This user is clearly a key player in the White Lives Matter network in Canada. He launched a number of the WLM channels, including for Toronto and Québec. Reviewing his appearances on various neo-Nazi podcasts and various videos of public WLM actions in Toronto makes it clear that “McLeafin” is the man behind the camera and very likely the leader of the local Toronto group.
If you have information on any of these individuals, contact us at alerta-mtl @ riseup.net.
WLM is the neo-Nazi milieu’s most recent attempt to organize and recruit new members using semi-secure online platforms, with the goal of organizing outreach activities and, eventually, other forms of direct action. Given its international, coordinated, and decentralized nature, we think that it merits particular attention.
Now is the time to act to deter these people from developing their project any further, before they move on to more dangerous actions. It is clear that the political movement these individuals represent can “accelerate” (to borrow a term that’s currently in vogue in this context) very rapidly, leading to actions with extremely serious consequences. Which is also why, beyond actions to prevent little groups like WLM from developing into the real world, we need to constantly work through our own movements and communities to combat antisemitism, white supremacy, and all the forms of racism that provide the ideological basis for these groups and their poisonous projects.
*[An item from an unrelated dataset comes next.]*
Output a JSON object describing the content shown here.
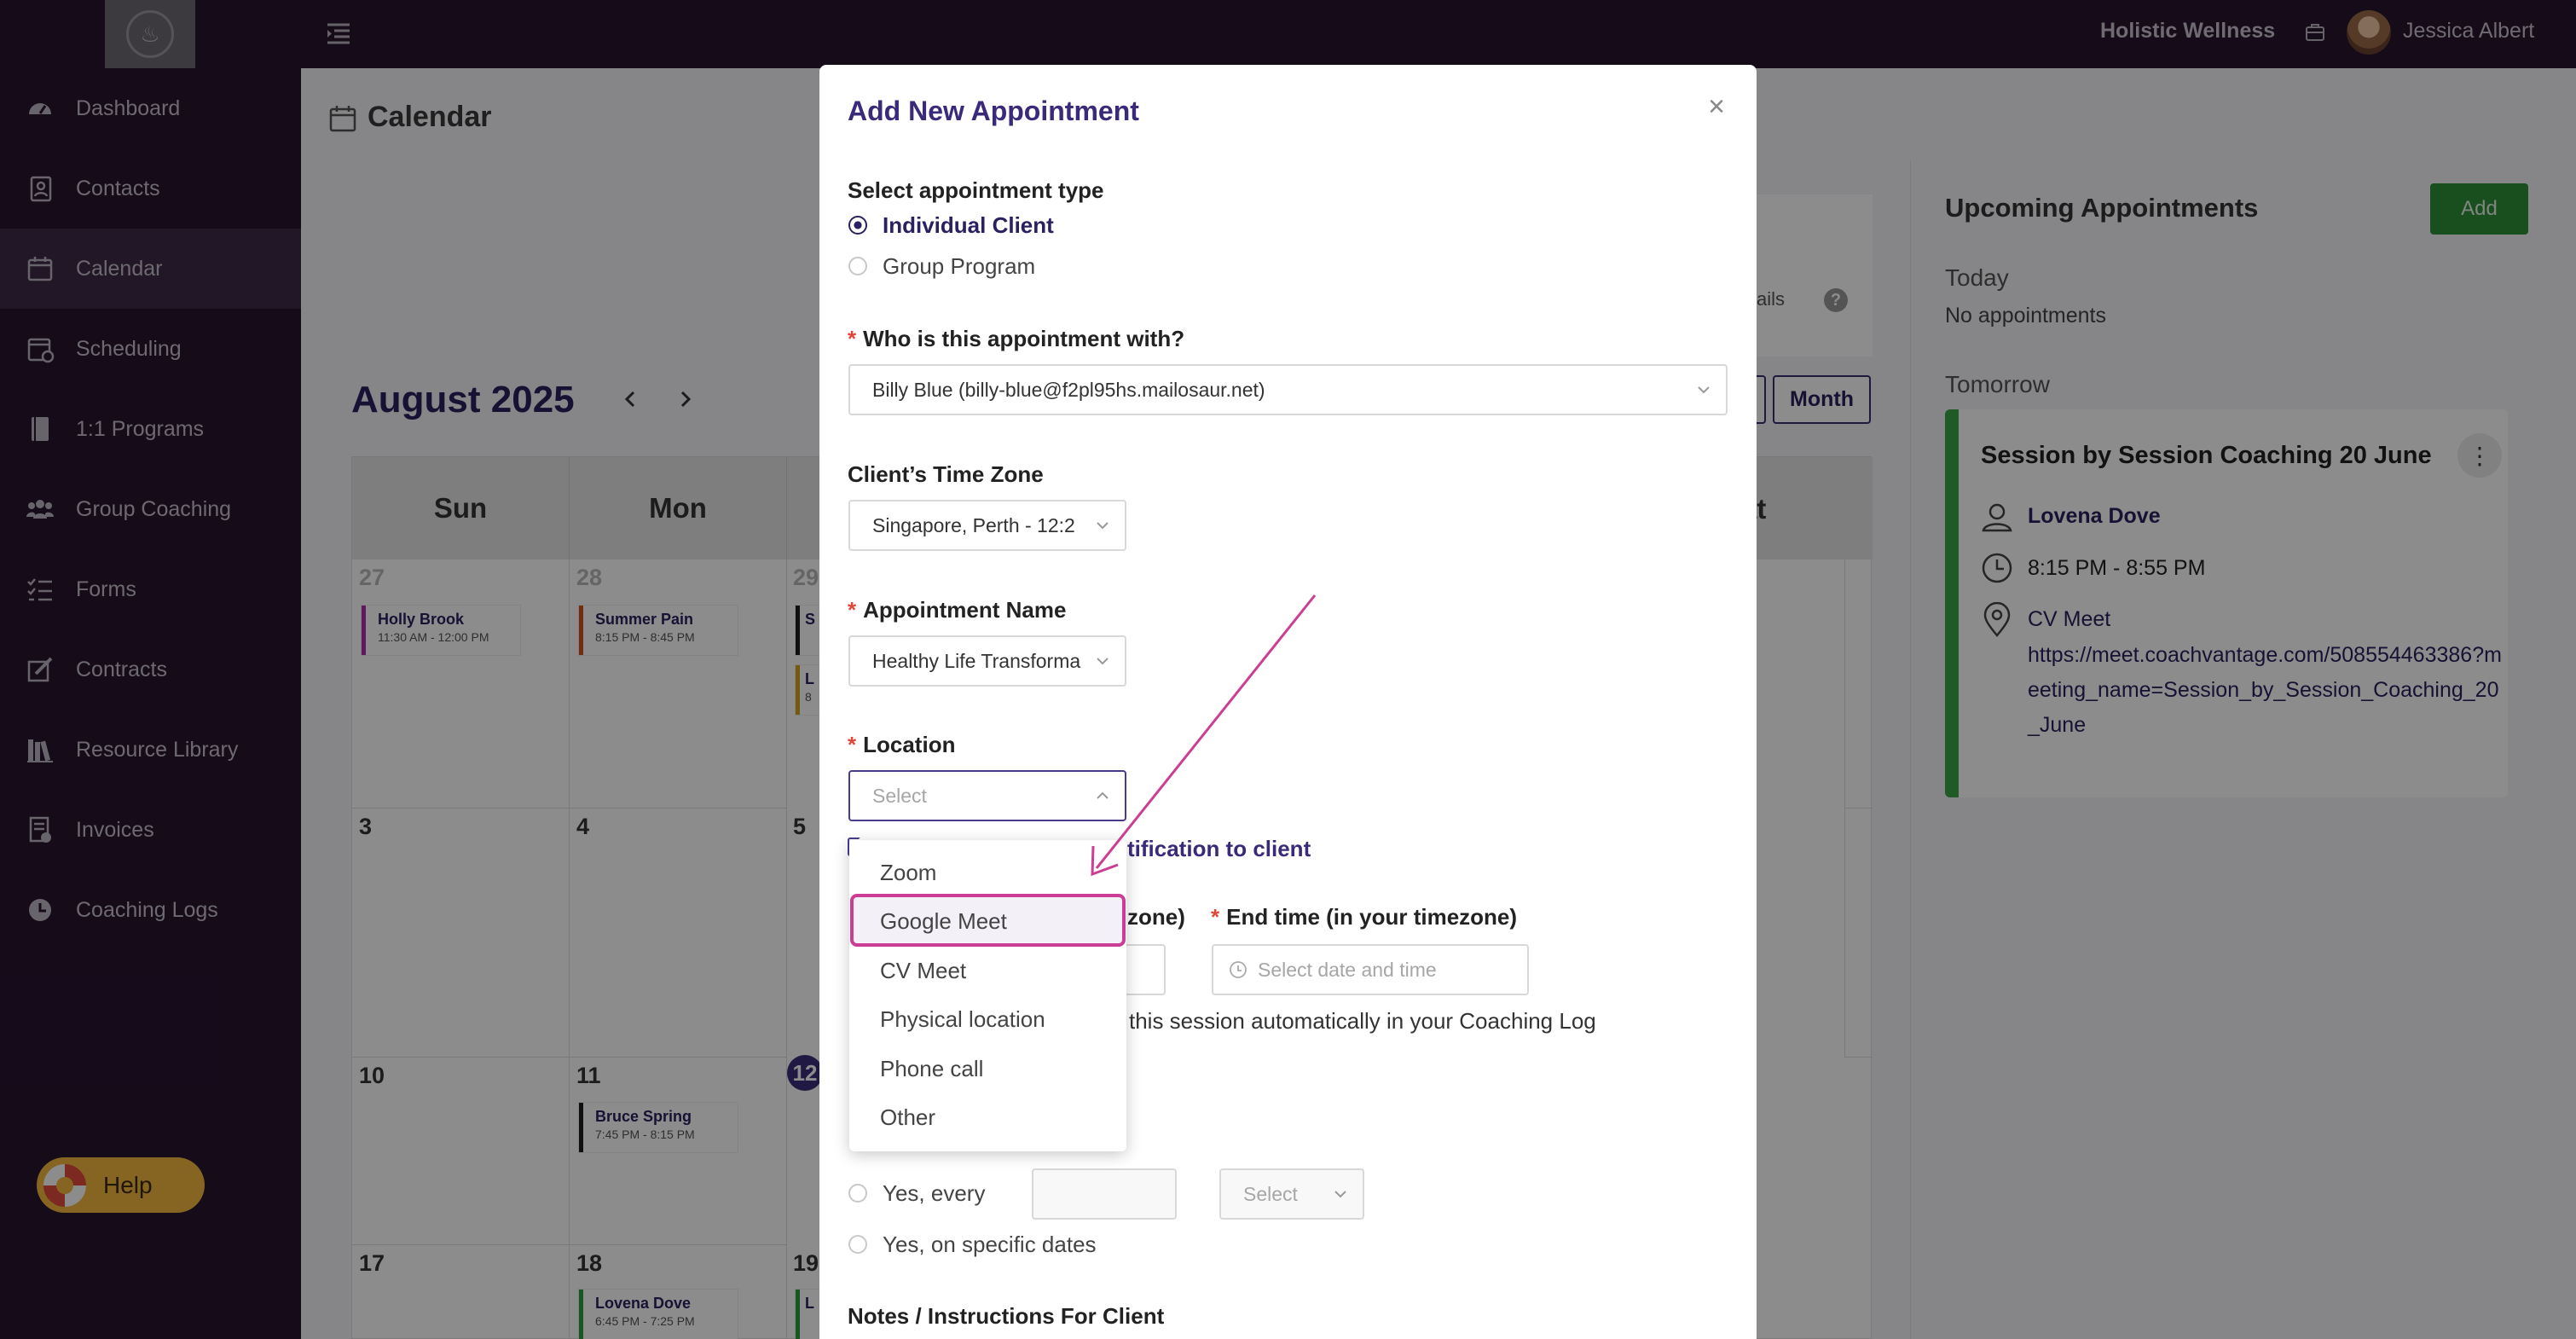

 Notably banner drops in Saskatoon, Edmonton, and Calgary and putting up racist posters and stickers in Edmonton and small towns like St-Albert, Bruderheim, Gibbons, Morinville, Wetaskiwin, Bentley, Lacombe, Blackfalds, Sylvan Lake, Red Deer, Innisfall, Penhold, Springbrook, Beaumont, Androssan, and Spruce Grove, in Alberta, and in Saskatoon, Fort Saskatchewan, New Lashburn, Marshall, Waseca, and Lloydminster, in Saskatchewan. The Folkish Resistance Movement was recently mentioned in a number of articles in the mainstream media as one of the groups that has distributed the largest amount of racist propaganda in the US in 2021; we do not know if that is correct, but the group is present in at least nineteen states, especially so in Minnesota, Mississippi, Arizona, Colorado, and Texas. Parallels with the Nordic Resistance Movement, active in the Scandinavian countries, have been noted.
 “Active Clubs » are neo-Nazi fight clubs that have taken up the model developed by the Rise Above Movement (RAM) in California in 2020. The founders of RAM were targeted by the police in the wake of numerous violent incidents during a demonstration in Berkeley in 2017, culminating in a number of arrests and the key members going into exile in Europe. In Canada, the first groups were formed in Ontario and Québec; these were then consolidated into the national Active Club Canada channel. It’s no coincidence that the Active Club Canada channel members are also involved in the different WLM channels in Canada.